- **Task requirements**
Your response should be every line from the entries that includes the string "first".

- **Dataset records**
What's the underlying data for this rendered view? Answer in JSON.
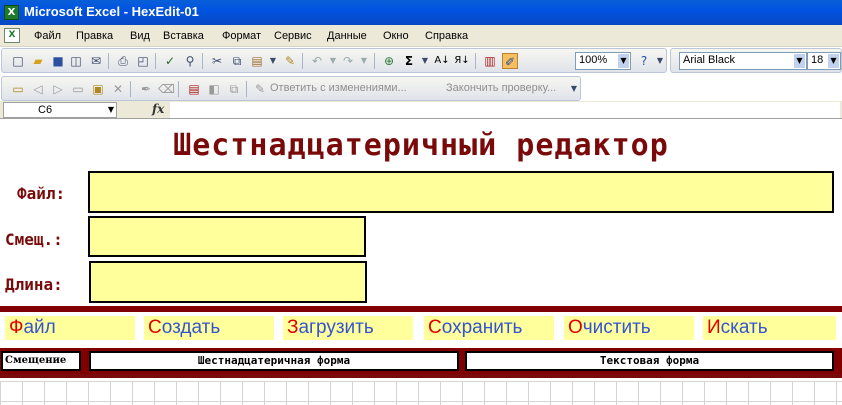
{
  "window": {
    "title": "Microsoft Excel - HexEdit-01",
    "app_icon": "excel-icon"
  },
  "menu": {
    "doc_icon": "excel-document-icon",
    "items": [
      {
        "label": "Файл"
      },
      {
        "label": "Правка"
      },
      {
        "label": "Вид"
      },
      {
        "label": "Вставка"
      },
      {
        "label": "Формат"
      },
      {
        "label": "Сервис"
      },
      {
        "label": "Данные"
      },
      {
        "label": "Окно"
      },
      {
        "label": "Справка"
      }
    ]
  },
  "toolbar": {
    "standard_icons": [
      "new-icon",
      "open-icon",
      "save-icon",
      "permission-icon",
      "email-icon",
      "print-icon",
      "print-preview-icon",
      "spelling-icon",
      "research-icon",
      "cut-icon",
      "copy-icon",
      "paste-icon",
      "format-painter-icon",
      "undo-icon",
      "redo-icon",
      "hyperlink-icon",
      "autosum-icon",
      "sort-ascending-icon",
      "sort-descending-icon",
      "chart-wizard-icon",
      "drawing-icon",
      "help-icon"
    ],
    "zoom": "100%",
    "font_name": "Arial Black",
    "font_size": "18"
  },
  "review_toolbar": {
    "reply_label": "Ответить с изменениями...",
    "end_review_label": "Закончить проверку..."
  },
  "formula_bar": {
    "cell_ref": "C6",
    "fx_label": "fx",
    "formula": ""
  },
  "sheet": {
    "title": "Шестнадцатеричный редактор",
    "fields": {
      "file_label": "Файл:",
      "offset_label": "Смещ.:",
      "length_label": "Длина:",
      "file_value": "",
      "offset_value": "",
      "length_value": ""
    },
    "buttons": [
      {
        "first": "Ф",
        "rest": "айл"
      },
      {
        "first": "С",
        "rest": "оздать"
      },
      {
        "first": "З",
        "rest": "агрузить"
      },
      {
        "first": "С",
        "rest": "охранить"
      },
      {
        "first": "О",
        "rest": "чистить"
      },
      {
        "first": "И",
        "rest": "скать"
      }
    ],
    "headers": {
      "offset": "Смещение",
      "hex": "Шестнадцатеричная форма",
      "text": "Текстовая форма"
    }
  },
  "colors": {
    "title_bar": "#0053e1",
    "dark_red": "#800000",
    "cell_yellow": "#ffff9c",
    "button_blue": "#3454d1",
    "button_red": "#e00000"
  }
}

- **Final answer**
        "first": "Ф",
        "first": "С",
        "first": "З",
        "first": "С",
        "first": "О",
        "first": "И",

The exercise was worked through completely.